══ RECORDED INFORMATION ══
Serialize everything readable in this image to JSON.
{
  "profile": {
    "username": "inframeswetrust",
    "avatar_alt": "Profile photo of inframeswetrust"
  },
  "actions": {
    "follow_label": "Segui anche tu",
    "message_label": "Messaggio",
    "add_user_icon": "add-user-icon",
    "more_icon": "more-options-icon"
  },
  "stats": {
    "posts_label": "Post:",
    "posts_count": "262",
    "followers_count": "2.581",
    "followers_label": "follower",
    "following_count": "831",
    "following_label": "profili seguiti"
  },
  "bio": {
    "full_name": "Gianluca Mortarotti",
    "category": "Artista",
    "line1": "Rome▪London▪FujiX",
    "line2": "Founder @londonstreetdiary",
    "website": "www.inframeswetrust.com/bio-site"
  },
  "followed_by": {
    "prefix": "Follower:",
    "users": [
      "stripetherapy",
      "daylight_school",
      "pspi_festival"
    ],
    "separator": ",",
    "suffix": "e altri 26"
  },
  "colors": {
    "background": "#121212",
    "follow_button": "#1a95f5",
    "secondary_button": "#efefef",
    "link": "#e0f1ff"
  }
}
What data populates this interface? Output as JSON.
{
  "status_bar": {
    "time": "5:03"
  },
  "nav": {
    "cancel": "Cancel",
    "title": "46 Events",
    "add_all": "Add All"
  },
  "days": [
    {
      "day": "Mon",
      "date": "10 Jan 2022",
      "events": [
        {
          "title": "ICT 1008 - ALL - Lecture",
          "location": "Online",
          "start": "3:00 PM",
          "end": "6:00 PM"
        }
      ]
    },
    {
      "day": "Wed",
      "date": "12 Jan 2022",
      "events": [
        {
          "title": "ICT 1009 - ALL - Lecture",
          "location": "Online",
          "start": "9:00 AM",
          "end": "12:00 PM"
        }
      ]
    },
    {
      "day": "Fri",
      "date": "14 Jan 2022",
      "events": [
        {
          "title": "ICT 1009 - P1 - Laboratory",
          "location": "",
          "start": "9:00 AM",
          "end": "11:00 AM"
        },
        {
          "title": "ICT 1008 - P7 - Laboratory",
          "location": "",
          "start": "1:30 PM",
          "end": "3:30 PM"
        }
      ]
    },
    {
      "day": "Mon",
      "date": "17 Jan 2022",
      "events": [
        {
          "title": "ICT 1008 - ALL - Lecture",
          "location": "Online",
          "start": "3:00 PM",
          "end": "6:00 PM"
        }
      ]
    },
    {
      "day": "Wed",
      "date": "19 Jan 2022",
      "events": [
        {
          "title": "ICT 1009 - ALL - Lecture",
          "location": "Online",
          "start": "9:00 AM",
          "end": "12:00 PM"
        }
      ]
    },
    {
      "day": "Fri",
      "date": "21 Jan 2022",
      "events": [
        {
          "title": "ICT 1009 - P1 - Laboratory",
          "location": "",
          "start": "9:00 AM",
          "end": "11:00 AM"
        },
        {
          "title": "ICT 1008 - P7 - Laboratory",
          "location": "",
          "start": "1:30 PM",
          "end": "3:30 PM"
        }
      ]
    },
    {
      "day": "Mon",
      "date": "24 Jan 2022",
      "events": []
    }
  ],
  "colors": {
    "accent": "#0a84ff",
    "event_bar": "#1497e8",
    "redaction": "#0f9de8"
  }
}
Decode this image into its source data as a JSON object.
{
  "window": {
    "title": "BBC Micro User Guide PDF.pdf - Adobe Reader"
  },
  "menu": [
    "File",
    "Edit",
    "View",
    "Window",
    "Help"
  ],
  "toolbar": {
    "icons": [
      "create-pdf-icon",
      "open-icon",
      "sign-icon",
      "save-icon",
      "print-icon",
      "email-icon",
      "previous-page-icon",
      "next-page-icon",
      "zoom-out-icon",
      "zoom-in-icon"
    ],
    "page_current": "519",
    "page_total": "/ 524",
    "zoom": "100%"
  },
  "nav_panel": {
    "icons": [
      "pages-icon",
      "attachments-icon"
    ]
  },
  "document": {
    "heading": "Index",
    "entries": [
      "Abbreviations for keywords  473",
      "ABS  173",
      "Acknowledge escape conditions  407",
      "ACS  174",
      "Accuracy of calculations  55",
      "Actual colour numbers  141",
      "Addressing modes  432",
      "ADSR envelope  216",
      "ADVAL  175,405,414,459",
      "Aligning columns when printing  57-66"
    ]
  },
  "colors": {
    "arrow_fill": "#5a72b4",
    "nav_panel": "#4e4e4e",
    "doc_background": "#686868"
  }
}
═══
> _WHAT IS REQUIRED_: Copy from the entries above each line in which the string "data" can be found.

> _RESPONSE BELOW_:
What data populates this interface? Output as JSON.
Decode this image into its source data as a JSON object.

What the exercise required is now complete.